### Records supplied
BEGIN

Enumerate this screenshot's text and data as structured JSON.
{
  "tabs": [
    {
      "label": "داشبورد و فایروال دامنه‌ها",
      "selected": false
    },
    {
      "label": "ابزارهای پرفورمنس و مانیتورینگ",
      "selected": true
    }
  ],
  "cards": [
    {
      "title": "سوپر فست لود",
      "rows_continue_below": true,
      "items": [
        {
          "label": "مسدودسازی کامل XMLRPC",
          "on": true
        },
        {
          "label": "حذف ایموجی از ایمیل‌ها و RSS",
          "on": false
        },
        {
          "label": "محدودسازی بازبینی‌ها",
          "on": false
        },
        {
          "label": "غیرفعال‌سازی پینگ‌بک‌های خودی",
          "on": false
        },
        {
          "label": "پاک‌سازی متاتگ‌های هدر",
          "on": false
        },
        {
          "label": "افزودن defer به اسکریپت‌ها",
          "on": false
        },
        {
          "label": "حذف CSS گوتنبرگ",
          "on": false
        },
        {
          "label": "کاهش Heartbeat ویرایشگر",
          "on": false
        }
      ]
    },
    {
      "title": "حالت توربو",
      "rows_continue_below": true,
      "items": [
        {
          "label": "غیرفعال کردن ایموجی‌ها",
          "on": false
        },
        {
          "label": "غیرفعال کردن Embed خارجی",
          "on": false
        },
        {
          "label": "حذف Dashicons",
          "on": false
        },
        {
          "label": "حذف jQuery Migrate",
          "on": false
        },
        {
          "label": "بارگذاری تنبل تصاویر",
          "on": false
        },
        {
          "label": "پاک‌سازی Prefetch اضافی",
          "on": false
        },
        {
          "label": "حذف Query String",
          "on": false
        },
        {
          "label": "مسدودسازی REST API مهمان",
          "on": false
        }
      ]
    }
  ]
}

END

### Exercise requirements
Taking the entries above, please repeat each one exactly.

### Your response
Enumerate this screenshot's text and data as structured JSON.
{
  "tabs": [
    {
      "label": "داشبورد و فایروال دامنه‌ها",
      "selected": false
    },
    {
      "label": "ابزارهای پرفورمنس و مانیتورینگ",
      "selected": true
    }
  ],
  "cards": [
    {
      "title": "سوپر فست لود",
      "rows_continue_below": true,
      "items": [
        {
          "label": "مسدودسازی کامل XMLRPC",
          "on": true
        },
        {
          "label": "حذف ایموجی از ایمیل‌ها و RSS",
          "on": false
        },
        {
          "label": "محدودسازی بازبینی‌ها",
          "on": false
        },
        {
          "label": "غیرفعال‌سازی پینگ‌بک‌های خودی",
          "on": false
        },
        {
          "label": "پاک‌سازی متاتگ‌های هدر",
          "on": false
        },
        {
          "label": "افزودن defer به اسکریپت‌ها",
          "on": false
        },
        {
          "label": "حذف CSS گوتنبرگ",
          "on": false
        },
        {
          "label": "کاهش Heartbeat ویرایشگر",
          "on": false
        }
      ]
    },
    {
      "title": "حالت توربو",
      "rows_continue_below": true,
      "items": [
        {
          "label": "غیرفعال کردن ایموجی‌ها",
          "on": false
        },
        {
          "label": "غیرفعال کردن Embed خارجی",
          "on": false
        },
        {
          "label": "حذف Dashicons",
          "on": false
        },
        {
          "label": "حذف jQuery Migrate",
          "on": false
        },
        {
          "label": "بارگذاری تنبل تصاویر",
          "on": false
        },
        {
          "label": "پاک‌سازی Prefetch اضافی",
          "on": false
        },
        {
          "label": "حذف Query String",
          "on": false
        },
        {
          "label": "مسدودسازی REST API مهمان",
          "on": false
        }
      ]
    }
  ]
}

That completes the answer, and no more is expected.